After leaked audio tape released Friday revealed Republican presidential nominee Donald Trump bragging about grabbing women without consent, and a tone-deaf apology, the distinct possibility that Trump may drop out of the race has bubbled up again.
The prospect of dropping out, and the calls to do so, have plagued Trump for some time. In August, the Wall Street Journal and Last Week Tonight host John Oliver issued a passionate plea for Trump to pack up and leave. After the leak on Friday, Utah Gov. Jon Hunstman told the Salt Lake Tribune the "time has come for Governor Pence to lead the ticket."
But what would happen if he did drop out? Is it legal? Is there precedent?
According to New York Magazine national affairs editor Gabriel Sherman's Twitter account, Alabama Senator Jeff Sessions is currently in a meeting with Trump urging him to drop out of the race.
Last night during the post-leak fracas, NBC News director Chuck Todd tweeted that if the GOP didn't replace Trump by Sept. 1, they were stuck with him.
It might be too late.
The tweet tells the truth: Trump, and the Republican party, have very few options. Early voting has already begun in several states and Trump's name already appears in the Republican nominee's slot.
Trump also can't hand the nomination to just anyone, even his running mate, Indiana governor and infamous homophobe Mike Pence.
According to Ballotpedia, the GOP would have to replace Trump through a formal process: either reconvene all 2,472 delegates at another convention or let its 168-member body cast votes for a new nominee. In the second case, members are allowed to cast a number of votes that corresponds to how many delegates they had at the convention — more populous states get more votes.
It's never been done before.
Eagleton wasn't well vetted and he had prior mental health issues that led to pressure to drop him from the ticket. McGovern and his new running mate, Sargent Shriver, went on to suffer one of the worst presidential defeats ever. Opponents Richard Nixon and Spiro Agnew defeated McGovern and Shriver with the widest popular vote margin in history.

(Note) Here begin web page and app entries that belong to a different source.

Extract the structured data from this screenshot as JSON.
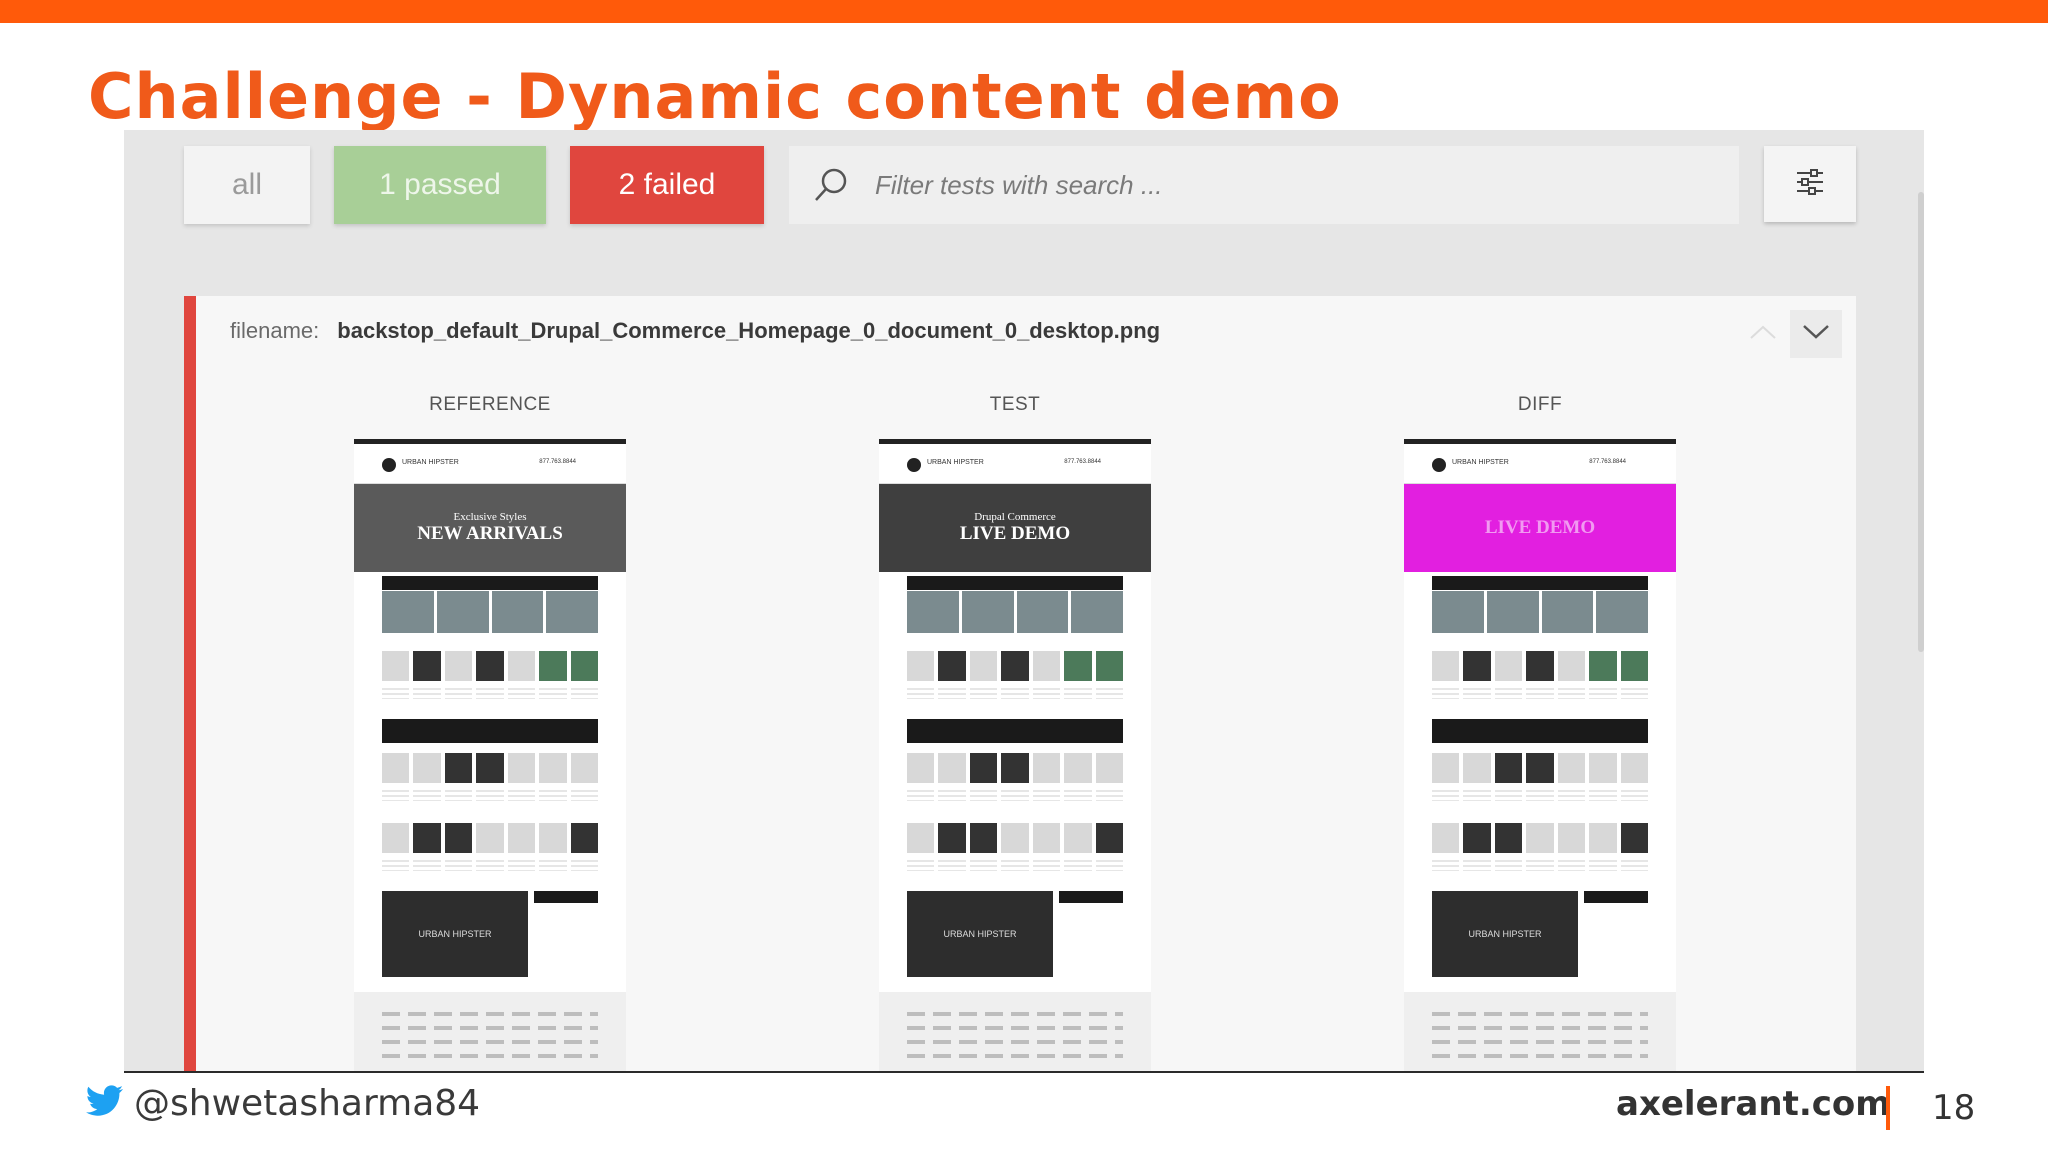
{
  "slide": {
    "title": "Challenge - Dynamic content demo",
    "handle": "@shwetasharma84",
    "site": "axelerant.com",
    "page_number": "18",
    "accent_color": "#ff5a0a"
  },
  "filters": {
    "all_label": "all",
    "passed_label": "1 passed",
    "failed_label": "2 failed",
    "search_placeholder": "Filter tests with search ..."
  },
  "test_card": {
    "filename_label": "filename:",
    "filename_value": "backstop_default_Drupal_Commerce_Homepage_0_document_0_desktop.png",
    "columns": [
      {
        "label": "REFERENCE",
        "hero_sub": "Exclusive Styles",
        "hero_main": "NEW ARRIVALS"
      },
      {
        "label": "TEST",
        "hero_sub": "Drupal Commerce",
        "hero_main": "LIVE DEMO"
      },
      {
        "label": "DIFF",
        "hero_sub": "",
        "hero_main": "LIVE DEMO"
      }
    ],
    "thumb_logo_text": "URBAN HIPSTER",
    "thumb_phone": "877.763.8844",
    "thumb_promo_text": "URBAN HIPSTER"
  },
  "colors": {
    "passed": "#a8cf97",
    "failed": "#e0463e",
    "diff_highlight": "#e21fe0"
  }
}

Who would replace him?
There's no telling who would be next in line. Pence did not originally seek the office during primary season, but according to a new Politico poll, he's the most popular choice for a run in 2020.
Of respondents, 22% want Pence to run in 2020, while Trump and Paul Ryan each have 13% of the vote. Texas Sen. Ted Cruz has 12% of the vote, Florida Sen. Marco Rubio has 11% and Ohio Gov. John Kasich is at 7%.
This may all be for nothing. On Saturday afternoon, Trump said he is not quitting, the Washington Post reported.
Who knows if he's telling the truth. Trump has had a little trouble with the facts before. But, no matter what happens, it's gonna be messy.